[WHAT NEEDS TO BE DONE]: Records follow. Pull out every line that contains "JSON".
====================
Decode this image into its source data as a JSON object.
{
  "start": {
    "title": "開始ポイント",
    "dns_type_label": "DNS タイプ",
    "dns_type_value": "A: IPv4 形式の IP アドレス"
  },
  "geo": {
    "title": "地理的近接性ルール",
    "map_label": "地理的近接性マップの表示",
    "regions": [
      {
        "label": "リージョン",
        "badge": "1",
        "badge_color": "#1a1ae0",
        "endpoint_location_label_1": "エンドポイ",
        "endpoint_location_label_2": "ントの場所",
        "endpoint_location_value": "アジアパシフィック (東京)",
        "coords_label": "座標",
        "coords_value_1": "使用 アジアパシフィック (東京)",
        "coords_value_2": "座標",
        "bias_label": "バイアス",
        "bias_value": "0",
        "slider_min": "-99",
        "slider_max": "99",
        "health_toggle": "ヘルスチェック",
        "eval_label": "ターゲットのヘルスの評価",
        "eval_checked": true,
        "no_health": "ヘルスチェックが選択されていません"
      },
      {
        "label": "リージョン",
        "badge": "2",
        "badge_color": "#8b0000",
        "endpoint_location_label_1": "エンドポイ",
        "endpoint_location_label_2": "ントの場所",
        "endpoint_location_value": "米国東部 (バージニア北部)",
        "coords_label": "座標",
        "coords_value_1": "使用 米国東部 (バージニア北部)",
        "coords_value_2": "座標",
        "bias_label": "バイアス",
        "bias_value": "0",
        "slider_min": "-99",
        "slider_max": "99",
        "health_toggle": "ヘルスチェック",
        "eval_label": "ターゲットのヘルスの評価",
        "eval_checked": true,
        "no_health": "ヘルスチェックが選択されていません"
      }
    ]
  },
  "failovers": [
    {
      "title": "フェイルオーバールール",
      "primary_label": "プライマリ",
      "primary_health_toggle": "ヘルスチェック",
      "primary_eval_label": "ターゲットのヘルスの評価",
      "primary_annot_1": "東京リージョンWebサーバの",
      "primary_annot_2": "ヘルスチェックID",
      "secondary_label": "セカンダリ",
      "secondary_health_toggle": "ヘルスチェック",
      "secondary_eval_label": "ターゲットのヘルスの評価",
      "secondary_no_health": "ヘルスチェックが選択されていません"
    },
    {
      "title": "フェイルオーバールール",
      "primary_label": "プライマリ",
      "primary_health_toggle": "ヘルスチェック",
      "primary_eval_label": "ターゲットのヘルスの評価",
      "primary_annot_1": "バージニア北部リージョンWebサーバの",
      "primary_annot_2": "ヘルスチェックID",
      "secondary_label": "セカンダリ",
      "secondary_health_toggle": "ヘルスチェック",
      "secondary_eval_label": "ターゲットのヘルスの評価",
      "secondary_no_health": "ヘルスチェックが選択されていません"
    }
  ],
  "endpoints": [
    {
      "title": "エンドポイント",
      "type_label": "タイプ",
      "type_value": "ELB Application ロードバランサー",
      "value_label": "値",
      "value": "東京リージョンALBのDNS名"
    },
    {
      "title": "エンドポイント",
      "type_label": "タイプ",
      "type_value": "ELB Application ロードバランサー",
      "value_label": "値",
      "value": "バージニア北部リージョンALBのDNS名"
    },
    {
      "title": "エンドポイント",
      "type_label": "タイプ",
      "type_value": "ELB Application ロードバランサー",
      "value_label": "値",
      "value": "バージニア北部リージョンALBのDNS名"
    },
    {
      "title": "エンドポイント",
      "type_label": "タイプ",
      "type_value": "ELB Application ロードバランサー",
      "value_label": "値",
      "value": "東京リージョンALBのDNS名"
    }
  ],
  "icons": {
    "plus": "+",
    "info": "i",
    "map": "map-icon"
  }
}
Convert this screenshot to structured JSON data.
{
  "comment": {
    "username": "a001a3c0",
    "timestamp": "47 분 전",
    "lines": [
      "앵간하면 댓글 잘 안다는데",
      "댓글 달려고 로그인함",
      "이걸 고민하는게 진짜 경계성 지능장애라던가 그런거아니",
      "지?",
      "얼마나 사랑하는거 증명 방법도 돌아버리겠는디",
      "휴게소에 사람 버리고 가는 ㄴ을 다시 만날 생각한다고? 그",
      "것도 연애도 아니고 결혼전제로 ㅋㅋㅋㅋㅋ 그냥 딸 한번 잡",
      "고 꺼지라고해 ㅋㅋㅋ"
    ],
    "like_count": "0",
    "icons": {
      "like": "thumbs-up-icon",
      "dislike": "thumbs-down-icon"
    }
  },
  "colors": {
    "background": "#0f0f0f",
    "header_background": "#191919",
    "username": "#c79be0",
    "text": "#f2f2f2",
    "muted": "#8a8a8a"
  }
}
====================
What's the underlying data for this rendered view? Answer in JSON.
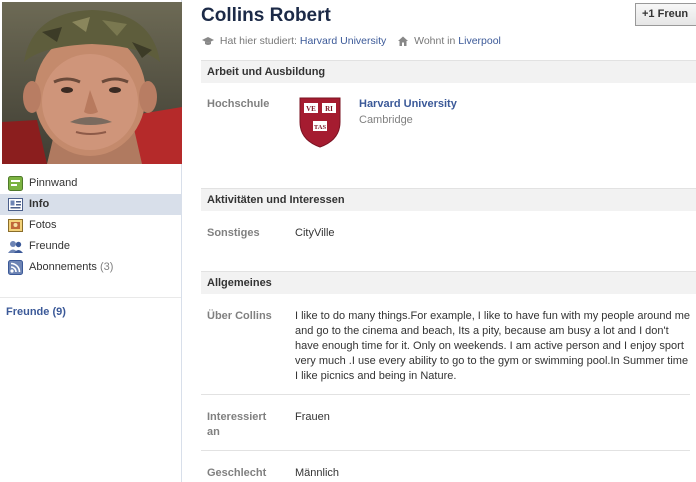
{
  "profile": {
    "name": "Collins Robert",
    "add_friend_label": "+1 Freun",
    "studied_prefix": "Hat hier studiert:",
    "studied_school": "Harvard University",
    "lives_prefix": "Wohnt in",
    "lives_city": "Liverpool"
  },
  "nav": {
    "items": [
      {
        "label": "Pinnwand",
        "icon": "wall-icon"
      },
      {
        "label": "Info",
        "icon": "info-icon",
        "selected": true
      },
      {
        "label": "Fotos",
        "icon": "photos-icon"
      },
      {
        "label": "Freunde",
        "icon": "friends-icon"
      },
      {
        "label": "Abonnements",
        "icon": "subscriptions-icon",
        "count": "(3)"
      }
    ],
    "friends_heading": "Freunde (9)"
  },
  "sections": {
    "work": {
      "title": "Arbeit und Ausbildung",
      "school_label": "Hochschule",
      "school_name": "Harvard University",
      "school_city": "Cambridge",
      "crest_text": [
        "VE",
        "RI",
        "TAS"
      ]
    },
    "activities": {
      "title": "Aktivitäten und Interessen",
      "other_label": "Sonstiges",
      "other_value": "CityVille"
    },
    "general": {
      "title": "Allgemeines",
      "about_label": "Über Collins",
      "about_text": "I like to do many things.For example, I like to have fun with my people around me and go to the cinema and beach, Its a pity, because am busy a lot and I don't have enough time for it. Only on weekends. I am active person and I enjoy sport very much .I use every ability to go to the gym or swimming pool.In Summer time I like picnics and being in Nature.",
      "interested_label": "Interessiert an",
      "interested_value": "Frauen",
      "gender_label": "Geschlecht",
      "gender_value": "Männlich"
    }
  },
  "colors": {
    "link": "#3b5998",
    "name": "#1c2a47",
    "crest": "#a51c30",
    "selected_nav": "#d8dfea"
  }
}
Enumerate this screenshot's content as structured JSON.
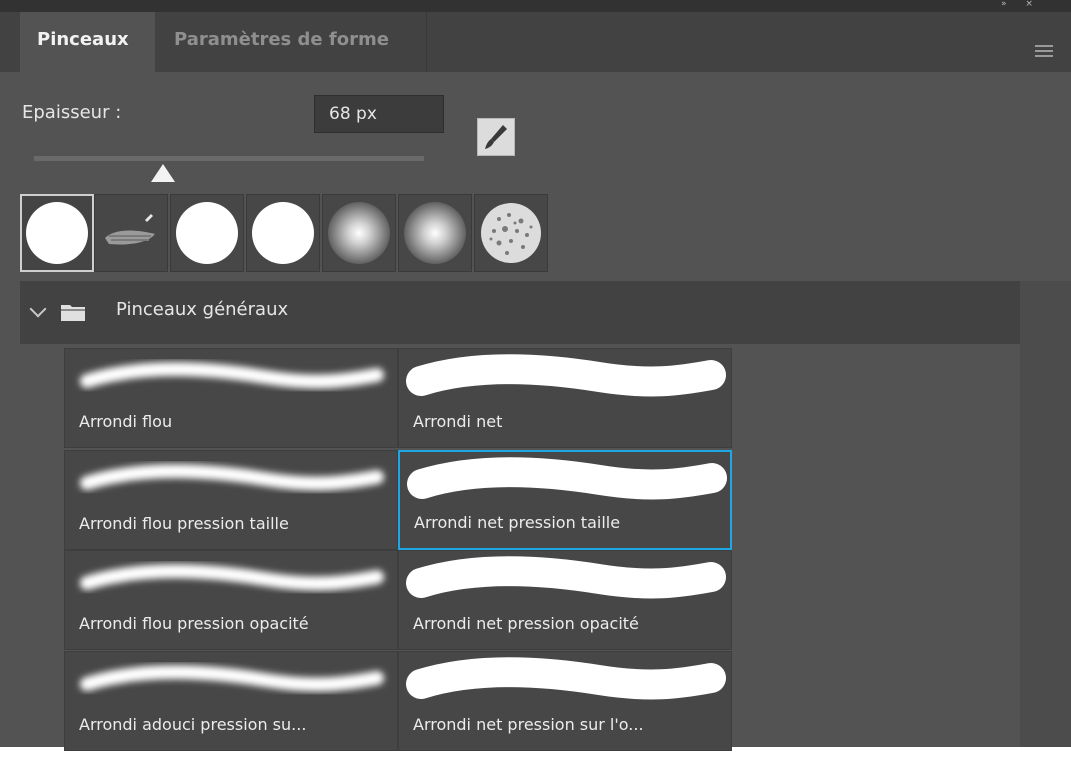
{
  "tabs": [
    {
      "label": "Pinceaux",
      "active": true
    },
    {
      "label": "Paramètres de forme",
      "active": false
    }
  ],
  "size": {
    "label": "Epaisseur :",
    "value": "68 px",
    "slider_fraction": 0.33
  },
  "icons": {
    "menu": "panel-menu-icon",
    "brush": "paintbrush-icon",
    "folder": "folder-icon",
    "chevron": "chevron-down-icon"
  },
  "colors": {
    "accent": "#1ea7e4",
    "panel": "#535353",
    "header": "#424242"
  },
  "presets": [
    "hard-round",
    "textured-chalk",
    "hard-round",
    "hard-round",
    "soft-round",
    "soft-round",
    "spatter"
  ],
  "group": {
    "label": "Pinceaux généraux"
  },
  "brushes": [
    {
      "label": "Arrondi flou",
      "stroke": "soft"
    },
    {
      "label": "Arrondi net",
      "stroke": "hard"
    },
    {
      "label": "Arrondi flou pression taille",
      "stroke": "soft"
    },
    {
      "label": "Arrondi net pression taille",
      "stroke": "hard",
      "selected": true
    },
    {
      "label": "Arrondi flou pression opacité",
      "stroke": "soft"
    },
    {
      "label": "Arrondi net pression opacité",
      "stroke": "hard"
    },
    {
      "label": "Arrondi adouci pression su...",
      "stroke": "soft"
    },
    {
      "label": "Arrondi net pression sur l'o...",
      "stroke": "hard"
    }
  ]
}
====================
[EXERCISE SOLUTION]:
Decode this image into its source data as a JSON object.
Convert this screenshot to structured JSON data.
What's the underlying data for this rendered view? Answer in JSON.
Enumerate this screenshot's content as structured JSON.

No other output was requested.